Email updates

Keep up to date with the latest news and content from BMC Genomics and BioMed Central.

Open Access Research article

A network-based integrative approach to prioritize reliable hits from multiple genome-wide RNAi screens in Drosophila

Li Wang1, Zhidong Tu2* and Fengzhu Sun13*

Author Affiliations

1 Molecular and Computational Biology Program, University of Southern California, Los Angeles, CA 90089, USA

2 Rosetta Inpharmatics, a wholly owned subsidiary of Merck & Co., Inc, 401 Terry Ave N, Seattle WA 98109, USA

3 MOE Key Laboratory of Bioinformatics and Bioinformatics Division, TNLIST/Department of Automation, Tsinghua University, Beijing, PR China

For all author emails, please log on.

BMC Genomics 2009, 10:220  doi:10.1186/1471-2164-10-220

Published: 12 May 2009

Abstract

Background

The recently developed RNA interference (RNAi) technology has created an unprecedented opportunity which allows the function of individual genes in whole organisms or cell lines to be interrogated at genome-wide scale. However, multiple issues, such as off-target effects or low efficacies in knocking down certain genes, have produced RNAi screening results that are often noisy and that potentially yield both high rates of false positives and false negatives. Therefore, integrating RNAi screening results with other information, such as protein-protein interaction (PPI), may help to address these issues.

Results

By analyzing 24 genome-wide RNAi screens interrogating various biological processes in Drosophila, we found that RNAi positive hits were significantly more connected to each other when analyzed within a protein-protein interaction network, as opposed to random cases, for nearly all screens. Based on this finding, we developed a network-based approach to identify false positives (FPs) and false negatives (FNs) in these screening results. This approach relied on a scoring function, which we termed NePhe, to integrate information obtained from both PPI network and RNAi screening results. Using a novel rank-based test, we compared the performance of different NePhe scoring functions and found that diffusion kernel-based methods generally outperformed others, such as direct neighbor-based methods. Using two genome-wide RNAi screens as examples, we validated our approach extensively from multiple aspects. We prioritized hits in the original screens that were more likely to be reproduced by the validation screen and recovered potential FNs whose involvements in the biological process were suggested by previous knowledge and mutant phenotypes. Finally, we demonstrated that the NePhe scoring system helped to biologically interpret RNAi results at the module level.

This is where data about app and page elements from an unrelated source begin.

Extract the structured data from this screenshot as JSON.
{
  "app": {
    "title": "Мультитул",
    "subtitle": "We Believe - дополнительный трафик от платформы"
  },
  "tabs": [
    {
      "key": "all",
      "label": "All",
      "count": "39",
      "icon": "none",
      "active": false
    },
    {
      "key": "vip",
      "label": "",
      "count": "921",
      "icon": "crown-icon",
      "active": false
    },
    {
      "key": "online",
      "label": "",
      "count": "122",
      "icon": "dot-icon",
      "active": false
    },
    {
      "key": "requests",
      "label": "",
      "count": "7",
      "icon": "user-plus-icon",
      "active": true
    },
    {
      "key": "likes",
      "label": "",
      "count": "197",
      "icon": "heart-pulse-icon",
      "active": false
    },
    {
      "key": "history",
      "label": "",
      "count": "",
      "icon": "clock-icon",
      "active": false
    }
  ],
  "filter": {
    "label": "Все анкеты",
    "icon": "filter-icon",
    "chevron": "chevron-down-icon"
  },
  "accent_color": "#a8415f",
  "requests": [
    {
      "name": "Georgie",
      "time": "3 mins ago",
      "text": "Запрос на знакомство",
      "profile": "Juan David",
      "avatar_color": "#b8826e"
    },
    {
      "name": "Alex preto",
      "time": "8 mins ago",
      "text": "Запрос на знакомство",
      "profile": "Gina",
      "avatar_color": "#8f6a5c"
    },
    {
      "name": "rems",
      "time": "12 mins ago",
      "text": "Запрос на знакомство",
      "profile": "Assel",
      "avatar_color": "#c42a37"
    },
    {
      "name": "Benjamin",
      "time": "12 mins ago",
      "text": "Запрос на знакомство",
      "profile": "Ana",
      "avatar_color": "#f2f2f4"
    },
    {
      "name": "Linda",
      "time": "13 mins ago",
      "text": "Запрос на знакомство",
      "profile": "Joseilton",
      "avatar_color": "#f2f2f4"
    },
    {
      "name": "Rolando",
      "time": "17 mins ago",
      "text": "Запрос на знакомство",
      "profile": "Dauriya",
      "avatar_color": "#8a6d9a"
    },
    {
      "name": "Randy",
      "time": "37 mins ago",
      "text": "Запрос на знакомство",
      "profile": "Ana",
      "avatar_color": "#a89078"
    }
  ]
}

Conclusion

By comprehensively analyzing multiple genome-wide RNAi screens, we conclude that network information can be effectively integrated with RNAi results to produce suggestive FPs and FNs, and to bring biological insight to the screening results.